Prayers of Vision
As pastors we love these prayers! Visionary prayers are the prayers of leaders, but they require no little effort, and they are the easiest prayers to miss on motive. It can be difficult to discern between our agenda and God’s agenda. That’s a big part of this prayer, staying fully submitted to and aligned with God’s heart and plan. We plead for conversions / baptisms, changed lives, new land and new territory, favor with the people, and a leader’s best friend – momentum. We pray that our prayers and our faith are not too small! We pray for large resources so that the vision may be realized, which means we pray for the people to mature to full followership of Christ so they will want to give to Kingdom matters. Prayers of vision are exhilarating, but they are hard work. They never end. The moment we get close to a vision being realized, we are on to the next one!
Prayers of Compassion
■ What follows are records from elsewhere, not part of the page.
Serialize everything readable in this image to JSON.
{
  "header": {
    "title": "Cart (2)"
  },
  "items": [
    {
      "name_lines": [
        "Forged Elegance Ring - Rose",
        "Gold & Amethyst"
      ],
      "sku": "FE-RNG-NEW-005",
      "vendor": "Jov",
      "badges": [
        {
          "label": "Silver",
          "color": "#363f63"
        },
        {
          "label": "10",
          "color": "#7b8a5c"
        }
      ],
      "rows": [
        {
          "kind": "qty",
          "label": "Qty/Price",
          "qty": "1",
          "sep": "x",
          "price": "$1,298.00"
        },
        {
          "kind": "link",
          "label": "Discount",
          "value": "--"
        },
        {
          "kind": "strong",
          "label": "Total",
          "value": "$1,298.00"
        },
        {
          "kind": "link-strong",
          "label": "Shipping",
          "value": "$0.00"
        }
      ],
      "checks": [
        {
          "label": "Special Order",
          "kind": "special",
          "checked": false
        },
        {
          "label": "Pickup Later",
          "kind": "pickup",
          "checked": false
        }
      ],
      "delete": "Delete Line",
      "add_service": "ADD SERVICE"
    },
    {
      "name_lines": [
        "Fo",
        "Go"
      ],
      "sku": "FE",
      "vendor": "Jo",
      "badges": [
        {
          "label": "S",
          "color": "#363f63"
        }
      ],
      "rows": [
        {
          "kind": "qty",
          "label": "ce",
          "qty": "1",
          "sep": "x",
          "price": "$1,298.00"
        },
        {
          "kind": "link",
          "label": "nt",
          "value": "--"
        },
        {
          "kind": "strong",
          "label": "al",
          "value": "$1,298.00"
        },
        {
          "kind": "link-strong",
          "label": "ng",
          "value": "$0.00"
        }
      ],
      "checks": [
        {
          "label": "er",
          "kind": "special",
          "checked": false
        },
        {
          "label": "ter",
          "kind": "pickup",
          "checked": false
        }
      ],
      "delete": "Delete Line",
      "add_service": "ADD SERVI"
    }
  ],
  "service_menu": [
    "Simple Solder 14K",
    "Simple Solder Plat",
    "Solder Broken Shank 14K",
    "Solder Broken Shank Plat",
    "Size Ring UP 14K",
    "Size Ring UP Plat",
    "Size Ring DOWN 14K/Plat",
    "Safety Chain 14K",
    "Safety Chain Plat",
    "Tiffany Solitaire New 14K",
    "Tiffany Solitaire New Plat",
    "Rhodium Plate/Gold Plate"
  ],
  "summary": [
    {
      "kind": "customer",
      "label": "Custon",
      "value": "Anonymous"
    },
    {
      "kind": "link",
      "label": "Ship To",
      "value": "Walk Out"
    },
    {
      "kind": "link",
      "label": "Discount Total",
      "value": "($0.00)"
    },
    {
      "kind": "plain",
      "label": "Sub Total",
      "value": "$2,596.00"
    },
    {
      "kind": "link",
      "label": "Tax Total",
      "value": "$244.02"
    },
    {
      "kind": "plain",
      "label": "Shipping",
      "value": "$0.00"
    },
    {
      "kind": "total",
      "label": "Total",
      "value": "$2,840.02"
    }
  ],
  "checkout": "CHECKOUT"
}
This is a pastor’s heart, a heart for the people. Ultimately I want to see people saved and mature in their faith. I’m sure you do to. This is connected to a prayer of vision, but this is more personal. The prayer of vision is seeing the big picture advance. It is seeing the body of Christ make progress. It’s about big and often new ideas. This prayer is about individual people. It is about conversions, one name at a time. It’s about those who are sick, living in broken marriages, lonely people, hurting people, confused and misguided people, needy and impoverished people, addicted people, and the list goes on. It’s overwhelming. Jesus doesn’t call you to reach everyone, but He does hold you responsible to reach some. These prayers are for healing of all kinds and for help to reach the people He has placed within the scope of your ministry.
Prayers of Gratitude
No matter what the circumstances, how can we not pray prayers of thanksgiving and gratitude? I’m currently reading a biography of Hudson Taylor, the famous missionary to China. Whoa, that guy was amazing. His life completely humbles me. All that he sacrificed and endured for the sake of serving the Savior is staggering. And throughout his ministry he counted it not sacrifice, but privilege. What are you thanking God for? The price He paid for you in the person of His Son Jesus? For all that He has given you? As pastors we must be careful of comparison. If we compare upward we fall short and begin to complain of what we don’t have. If we compare downward, we can fill up with pride about how good we are. It’s best not to compare. Just stay on track with the work Jesus has given you to do. Pray specific prayers of gratitude daily, and thank God for even the smallest of blessings.
What a gift prayer is! At times it’s beyond our comprehension – actually talking with the Creator of the universe. But it’s true! Pray on pastor!
“This article is used by permission from Dr. Dan Reiland’s free monthly e-newsletter, “The Pastor’s Coach,” available at www.INJOY.com.”